> Dataset extract
========================
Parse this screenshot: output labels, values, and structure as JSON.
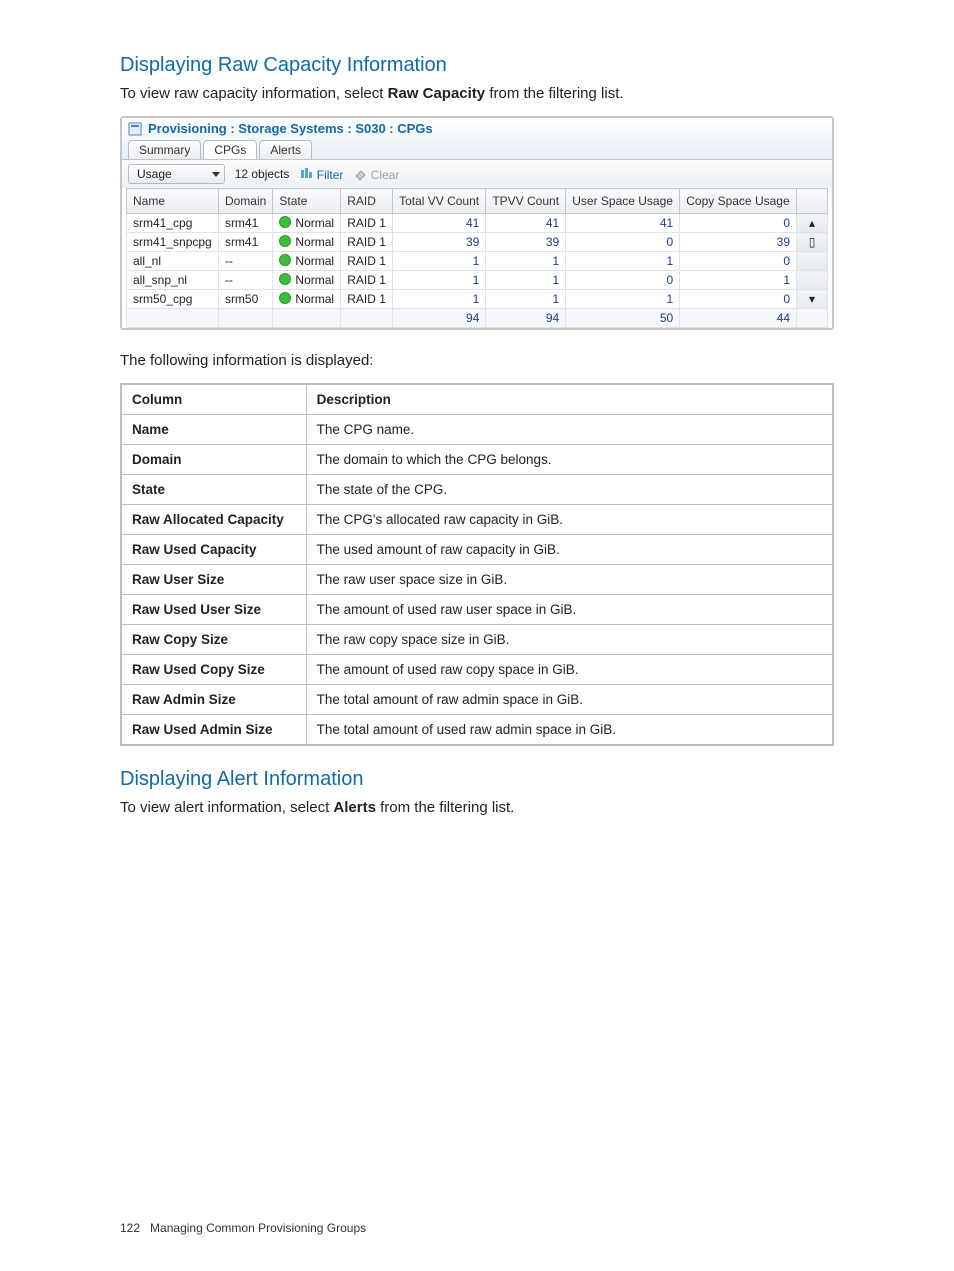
{
  "section1": {
    "heading": "Displaying Raw Capacity Information",
    "intro_pre": "To view raw capacity information, select ",
    "intro_bold": "Raw Capacity",
    "intro_post": " from the filtering list."
  },
  "app": {
    "title": "Provisioning : Storage Systems : S030 : CPGs",
    "tabs": {
      "summary": "Summary",
      "cpgs": "CPGs",
      "alerts": "Alerts"
    },
    "toolbar": {
      "dropdown_value": "Usage",
      "object_count": "12 objects",
      "filter_label": "Filter",
      "clear_label": "Clear"
    },
    "columns": {
      "name": "Name",
      "domain": "Domain",
      "state": "State",
      "raid": "RAID",
      "total_vv": "Total VV Count",
      "tpvv": "TPVV Count",
      "user_space_usage": "User Space Usage",
      "copy_space_usage": "Copy Space Usage"
    },
    "state_label": "Normal",
    "rows": [
      {
        "name": "srm41_cpg",
        "domain": "srm41",
        "raid": "RAID 1",
        "total_vv": "41",
        "tpvv": "41",
        "user": "41",
        "copy": "0"
      },
      {
        "name": "srm41_snpcpg",
        "domain": "srm41",
        "raid": "RAID 1",
        "total_vv": "39",
        "tpvv": "39",
        "user": "0",
        "copy": "39"
      },
      {
        "name": "all_nl",
        "domain": "--",
        "raid": "RAID 1",
        "total_vv": "1",
        "tpvv": "1",
        "user": "1",
        "copy": "0"
      },
      {
        "name": "all_snp_nl",
        "domain": "--",
        "raid": "RAID 1",
        "total_vv": "1",
        "tpvv": "1",
        "user": "0",
        "copy": "1"
      },
      {
        "name": "srm50_cpg",
        "domain": "srm50",
        "raid": "RAID 1",
        "total_vv": "1",
        "tpvv": "1",
        "user": "1",
        "copy": "0"
      }
    ],
    "totals": {
      "total_vv": "94",
      "tpvv": "94",
      "user": "50",
      "copy": "44"
    }
  },
  "between_text": "The following information is displayed:",
  "desc_header": {
    "column": "Column",
    "description": "Description"
  },
  "desc_rows": [
    {
      "col": "Name",
      "desc": "The CPG name."
    },
    {
      "col": "Domain",
      "desc": "The domain to which the CPG belongs."
    },
    {
      "col": "State",
      "desc": "The state of the CPG."
    },
    {
      "col": "Raw Allocated Capacity",
      "desc": "The CPG's allocated raw capacity in GiB."
    },
    {
      "col": "Raw Used Capacity",
      "desc": "The used amount of raw capacity in GiB."
    },
    {
      "col": "Raw User Size",
      "desc": "The raw user space size in GiB."
    },
    {
      "col": "Raw Used User Size",
      "desc": "The amount of used raw user space in GiB."
    },
    {
      "col": "Raw Copy Size",
      "desc": "The raw copy space size in GiB."
    },
    {
      "col": "Raw Used Copy Size",
      "desc": "The amount of used raw copy space in GiB."
    },
    {
      "col": "Raw Admin Size",
      "desc": "The total amount of raw admin space in GiB."
    },
    {
      "col": "Raw Used Admin Size",
      "desc": "The total amount of used raw admin space in GiB."
    }
  ],
  "section2": {
    "heading": "Displaying Alert Information",
    "intro_pre": "To view alert information, select ",
    "intro_bold": "Alerts",
    "intro_post": " from the filtering list."
  },
  "footer": {
    "page_no": "122",
    "title": "Managing Common Provisioning Groups"
  }
}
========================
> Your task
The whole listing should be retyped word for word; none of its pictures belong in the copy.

> Final answer
Parse this screenshot: output labels, values, and structure as JSON.
{
  "section1": {
    "heading": "Displaying Raw Capacity Information",
    "intro_pre": "To view raw capacity information, select ",
    "intro_bold": "Raw Capacity",
    "intro_post": " from the filtering list."
  },
  "app": {
    "title": "Provisioning : Storage Systems : S030 : CPGs",
    "tabs": {
      "summary": "Summary",
      "cpgs": "CPGs",
      "alerts": "Alerts"
    },
    "toolbar": {
      "dropdown_value": "Usage",
      "object_count": "12 objects",
      "filter_label": "Filter",
      "clear_label": "Clear"
    },
    "columns": {
      "name": "Name",
      "domain": "Domain",
      "state": "State",
      "raid": "RAID",
      "total_vv": "Total VV Count",
      "tpvv": "TPVV Count",
      "user_space_usage": "User Space Usage",
      "copy_space_usage": "Copy Space Usage"
    },
    "state_label": "Normal",
    "rows": [
      {
        "name": "srm41_cpg",
        "domain": "srm41",
        "raid": "RAID 1",
        "total_vv": "41",
        "tpvv": "41",
        "user": "41",
        "copy": "0"
      },
      {
        "name": "srm41_snpcpg",
        "domain": "srm41",
        "raid": "RAID 1",
        "total_vv": "39",
        "tpvv": "39",
        "user": "0",
        "copy": "39"
      },
      {
        "name": "all_nl",
        "domain": "--",
        "raid": "RAID 1",
        "total_vv": "1",
        "tpvv": "1",
        "user": "1",
        "copy": "0"
      },
      {
        "name": "all_snp_nl",
        "domain": "--",
        "raid": "RAID 1",
        "total_vv": "1",
        "tpvv": "1",
        "user": "0",
        "copy": "1"
      },
      {
        "name": "srm50_cpg",
        "domain": "srm50",
        "raid": "RAID 1",
        "total_vv": "1",
        "tpvv": "1",
        "user": "1",
        "copy": "0"
      }
    ],
    "totals": {
      "total_vv": "94",
      "tpvv": "94",
      "user": "50",
      "copy": "44"
    }
  },
  "between_text": "The following information is displayed:",
  "desc_header": {
    "column": "Column",
    "description": "Description"
  },
  "desc_rows": [
    {
      "col": "Name",
      "desc": "The CPG name."
    },
    {
      "col": "Domain",
      "desc": "The domain to which the CPG belongs."
    },
    {
      "col": "State",
      "desc": "The state of the CPG."
    },
    {
      "col": "Raw Allocated Capacity",
      "desc": "The CPG's allocated raw capacity in GiB."
    },
    {
      "col": "Raw Used Capacity",
      "desc": "The used amount of raw capacity in GiB."
    },
    {
      "col": "Raw User Size",
      "desc": "The raw user space size in GiB."
    },
    {
      "col": "Raw Used User Size",
      "desc": "The amount of used raw user space in GiB."
    },
    {
      "col": "Raw Copy Size",
      "desc": "The raw copy space size in GiB."
    },
    {
      "col": "Raw Used Copy Size",
      "desc": "The amount of used raw copy space in GiB."
    },
    {
      "col": "Raw Admin Size",
      "desc": "The total amount of raw admin space in GiB."
    },
    {
      "col": "Raw Used Admin Size",
      "desc": "The total amount of used raw admin space in GiB."
    }
  ],
  "section2": {
    "heading": "Displaying Alert Information",
    "intro_pre": "To view alert information, select ",
    "intro_bold": "Alerts",
    "intro_post": " from the filtering list."
  },
  "footer": {
    "page_no": "122",
    "title": "Managing Common Provisioning Groups"
  }
}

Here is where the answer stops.